Perhaps many of you may have noticed that it has been a month since my last blog or maybe you haven’t.
I also missed my first Fire Engineering Talk Radio show in July. I hope to do the August show, but for right now, it is beyond my control.
You see; my life has seen some changes.
Changing jobs is never easy.
Those comforts that we surround ourselves with over the course of many years with a company are gone as soon as you turn in your company possessions, pack up your personal belongings and turn the lights off in your office for the last time.
Also gone are the relationships that you have spent time building and strengthening. You have memories that are of no consequence as you move to your new company, because it will take skill to establish your credibility as a new employee who is responsible for leading the company’s safety program.

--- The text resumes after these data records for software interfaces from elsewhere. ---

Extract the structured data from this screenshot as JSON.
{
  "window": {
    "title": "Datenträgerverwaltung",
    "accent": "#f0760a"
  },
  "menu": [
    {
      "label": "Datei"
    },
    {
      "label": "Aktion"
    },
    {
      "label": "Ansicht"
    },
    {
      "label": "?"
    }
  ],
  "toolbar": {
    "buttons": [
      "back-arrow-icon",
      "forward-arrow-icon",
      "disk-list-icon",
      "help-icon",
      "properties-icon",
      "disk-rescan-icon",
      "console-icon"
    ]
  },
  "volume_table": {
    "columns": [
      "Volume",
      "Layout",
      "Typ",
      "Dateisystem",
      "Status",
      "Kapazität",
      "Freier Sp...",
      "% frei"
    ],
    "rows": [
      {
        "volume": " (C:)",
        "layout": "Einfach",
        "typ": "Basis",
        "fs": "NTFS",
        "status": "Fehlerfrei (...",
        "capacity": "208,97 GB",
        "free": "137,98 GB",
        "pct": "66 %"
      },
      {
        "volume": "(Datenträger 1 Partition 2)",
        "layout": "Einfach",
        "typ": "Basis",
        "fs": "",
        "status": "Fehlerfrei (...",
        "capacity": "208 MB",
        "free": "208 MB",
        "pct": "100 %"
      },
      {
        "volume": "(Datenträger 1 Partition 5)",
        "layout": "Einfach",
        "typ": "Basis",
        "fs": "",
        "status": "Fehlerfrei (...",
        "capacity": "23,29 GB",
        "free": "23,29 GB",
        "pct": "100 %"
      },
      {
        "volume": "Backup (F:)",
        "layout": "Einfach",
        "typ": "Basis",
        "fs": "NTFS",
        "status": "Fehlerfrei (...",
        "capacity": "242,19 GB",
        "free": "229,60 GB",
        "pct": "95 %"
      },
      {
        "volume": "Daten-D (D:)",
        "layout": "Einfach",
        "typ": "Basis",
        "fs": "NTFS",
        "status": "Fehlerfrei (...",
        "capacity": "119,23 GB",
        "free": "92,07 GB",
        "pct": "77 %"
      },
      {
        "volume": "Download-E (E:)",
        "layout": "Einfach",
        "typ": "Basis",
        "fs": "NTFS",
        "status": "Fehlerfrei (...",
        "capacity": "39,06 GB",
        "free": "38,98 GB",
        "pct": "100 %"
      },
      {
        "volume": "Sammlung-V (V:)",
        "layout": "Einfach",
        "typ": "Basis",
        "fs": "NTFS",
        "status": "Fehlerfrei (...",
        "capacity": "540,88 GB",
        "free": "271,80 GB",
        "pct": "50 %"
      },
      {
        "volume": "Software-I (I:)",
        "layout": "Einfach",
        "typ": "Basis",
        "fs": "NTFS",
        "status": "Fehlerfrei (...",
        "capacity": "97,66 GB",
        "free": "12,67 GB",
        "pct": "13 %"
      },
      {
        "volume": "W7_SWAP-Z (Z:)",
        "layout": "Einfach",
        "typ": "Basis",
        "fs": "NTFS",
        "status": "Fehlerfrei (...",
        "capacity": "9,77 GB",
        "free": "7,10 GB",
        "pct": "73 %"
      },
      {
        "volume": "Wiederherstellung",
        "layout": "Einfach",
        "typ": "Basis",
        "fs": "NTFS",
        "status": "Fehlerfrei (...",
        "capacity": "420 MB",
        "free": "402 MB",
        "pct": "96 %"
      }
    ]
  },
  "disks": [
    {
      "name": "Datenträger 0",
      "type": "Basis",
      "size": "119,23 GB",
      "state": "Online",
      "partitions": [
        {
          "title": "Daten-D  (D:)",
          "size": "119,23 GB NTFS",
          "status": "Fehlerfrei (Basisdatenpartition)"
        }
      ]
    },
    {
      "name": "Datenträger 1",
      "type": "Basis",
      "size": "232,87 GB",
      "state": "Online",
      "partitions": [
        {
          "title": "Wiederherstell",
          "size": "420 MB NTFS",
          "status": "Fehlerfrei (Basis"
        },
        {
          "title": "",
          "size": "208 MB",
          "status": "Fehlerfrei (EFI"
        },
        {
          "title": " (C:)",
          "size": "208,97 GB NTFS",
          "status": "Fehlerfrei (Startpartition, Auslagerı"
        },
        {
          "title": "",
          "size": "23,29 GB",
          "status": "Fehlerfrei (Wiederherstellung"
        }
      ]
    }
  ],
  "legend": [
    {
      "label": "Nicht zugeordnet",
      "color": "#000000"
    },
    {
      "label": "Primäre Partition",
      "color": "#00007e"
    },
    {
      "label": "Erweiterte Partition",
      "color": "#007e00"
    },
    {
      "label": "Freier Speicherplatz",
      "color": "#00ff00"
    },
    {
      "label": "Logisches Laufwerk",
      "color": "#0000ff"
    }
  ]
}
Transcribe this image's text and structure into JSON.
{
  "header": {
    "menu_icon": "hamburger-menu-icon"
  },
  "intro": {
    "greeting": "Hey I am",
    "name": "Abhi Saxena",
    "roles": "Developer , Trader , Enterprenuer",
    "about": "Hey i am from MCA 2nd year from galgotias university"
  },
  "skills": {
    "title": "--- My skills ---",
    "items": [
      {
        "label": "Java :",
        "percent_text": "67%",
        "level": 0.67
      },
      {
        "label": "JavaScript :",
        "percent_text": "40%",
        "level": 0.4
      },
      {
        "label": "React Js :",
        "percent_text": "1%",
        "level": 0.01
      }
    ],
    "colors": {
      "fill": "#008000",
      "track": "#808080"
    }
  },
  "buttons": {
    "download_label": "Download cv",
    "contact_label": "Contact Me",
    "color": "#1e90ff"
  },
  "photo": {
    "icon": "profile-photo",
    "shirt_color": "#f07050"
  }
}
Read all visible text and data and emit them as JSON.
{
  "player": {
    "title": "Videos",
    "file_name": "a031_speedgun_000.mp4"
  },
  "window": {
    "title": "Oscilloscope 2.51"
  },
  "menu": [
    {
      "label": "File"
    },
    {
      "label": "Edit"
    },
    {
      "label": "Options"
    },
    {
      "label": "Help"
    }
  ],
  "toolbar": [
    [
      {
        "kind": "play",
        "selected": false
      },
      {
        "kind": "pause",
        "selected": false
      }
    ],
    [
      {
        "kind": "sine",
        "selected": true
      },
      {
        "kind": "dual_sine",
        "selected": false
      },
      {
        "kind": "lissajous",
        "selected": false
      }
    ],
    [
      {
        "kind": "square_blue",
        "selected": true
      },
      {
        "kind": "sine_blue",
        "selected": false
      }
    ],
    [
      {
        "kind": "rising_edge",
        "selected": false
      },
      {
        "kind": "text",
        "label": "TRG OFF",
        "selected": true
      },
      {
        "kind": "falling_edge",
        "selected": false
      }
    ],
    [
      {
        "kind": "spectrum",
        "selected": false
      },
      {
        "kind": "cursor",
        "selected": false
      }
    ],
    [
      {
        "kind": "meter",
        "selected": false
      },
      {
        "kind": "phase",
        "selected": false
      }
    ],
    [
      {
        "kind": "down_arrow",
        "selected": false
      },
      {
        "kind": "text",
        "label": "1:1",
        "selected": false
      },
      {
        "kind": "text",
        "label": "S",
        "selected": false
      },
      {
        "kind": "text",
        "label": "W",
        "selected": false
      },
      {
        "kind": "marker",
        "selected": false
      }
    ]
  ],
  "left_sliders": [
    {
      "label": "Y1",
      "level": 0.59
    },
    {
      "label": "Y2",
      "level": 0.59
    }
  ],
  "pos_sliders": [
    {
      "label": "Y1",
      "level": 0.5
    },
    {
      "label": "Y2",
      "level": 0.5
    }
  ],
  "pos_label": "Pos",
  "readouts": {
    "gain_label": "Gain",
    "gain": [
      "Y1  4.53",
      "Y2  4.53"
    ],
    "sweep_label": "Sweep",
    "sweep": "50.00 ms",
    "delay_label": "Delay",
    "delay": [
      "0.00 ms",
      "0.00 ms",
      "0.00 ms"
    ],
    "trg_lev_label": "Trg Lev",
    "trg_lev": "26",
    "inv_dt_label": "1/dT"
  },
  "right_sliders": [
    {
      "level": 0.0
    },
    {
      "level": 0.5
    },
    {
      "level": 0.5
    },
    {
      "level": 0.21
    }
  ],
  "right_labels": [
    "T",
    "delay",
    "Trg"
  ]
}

It is interesting to note that I was told by an old colleague many years ago to limit yourself to what you can fit into one box when you leave a company (I filled less than one box). I think his advice goes beyond what’s apparent to a much deeper level, which are our emotional attachments.
I can tell a lot about a person when I look around their office or cubicle. They have created a “home away from home”. What they have really done is to place “walls” between them and their effectiveness as a “titan of industry”. They have found their comfort level, but have lost their edge, which is to say that they find themselves thinking and talking about personal issues instead of personnel issues. As a result, their performance suffers along with the company’s performance.
Now; don’t take that the wrong way. I want to learn about the people that I work with-you know; what makes them “tick”-but without the expectation that we will somehow become best friends. That is one of those mysterious nuances that might develop in spite of a work relationship.
And THAT might be what really separates firefighting from private sector jobs.
In firefighting, it’s important to know co-workers on a more personal level. That is an inherent ingredient to becoming a member of the brotherhood. It establishes that sacred trust and knowledge that your brothers and sisters will risk their life to save yours’. I get that!
In the private sector and in regards to safety, we establish policies and procedures so that employees WON’T have to take those types of risks. That’s why it’s called “risk management”.
It is for that reason, in my opinion, that the two cultures clash. Firefighters want latitude to determine what they risk and when they risk it. Private companies aren’t willing to extend that latitude to employees for one, basic reason and that is that each employee may not make the best decision. So, policies are written to compel employees to make the best decision and when they don’t and when weighed against past practice; the behavior is corrected by whatever means is spelled out in company policy.
Typically, what I have found when I join a company is a recordkeeping nightmare. From first aid logs to OSHA logs, it leaves much to the imagination and much to be desired!
That is not the case at my new job.
What has taken me away from my “outside” interests to a total focus on my job interests is the total lack of adherence to basic, personal safety. It has already translated into work injuries.
In other words; employees are ignoring safety policies, because they are not being enforced. That is a recipe for disaster and especially because they operate equipment that could kill them in a blink of an eye. Continuing to operate equipment that is unsafe to operate goes unnoticed by the same people who will not wear basic PPE. They have been left to believe that getting product out the door is worth the risks that are taken and when it isn’t addressed; the risky behavior is reinforced.
It is THERE that I am spending all of my time.
As we have found with firefighting, it takes solid leaders and a strong team effort to be successful. Knowing your enemy and training for the fight will get everyone home.
THAT is what I am working towards.
Until then, you won’t be hearing much from me.
The opinions and views expressed are those of the article’s author, Art Goodrich, who also writes as ChiefReason. They do not reflect the opinions and views of www.fireengineering.com, Fire Engineering Magazine, PennWell Corporation or his dog, Chopper. All articles by the author are protected by federal copyright and cannot be reproduced in any form without expressed permission.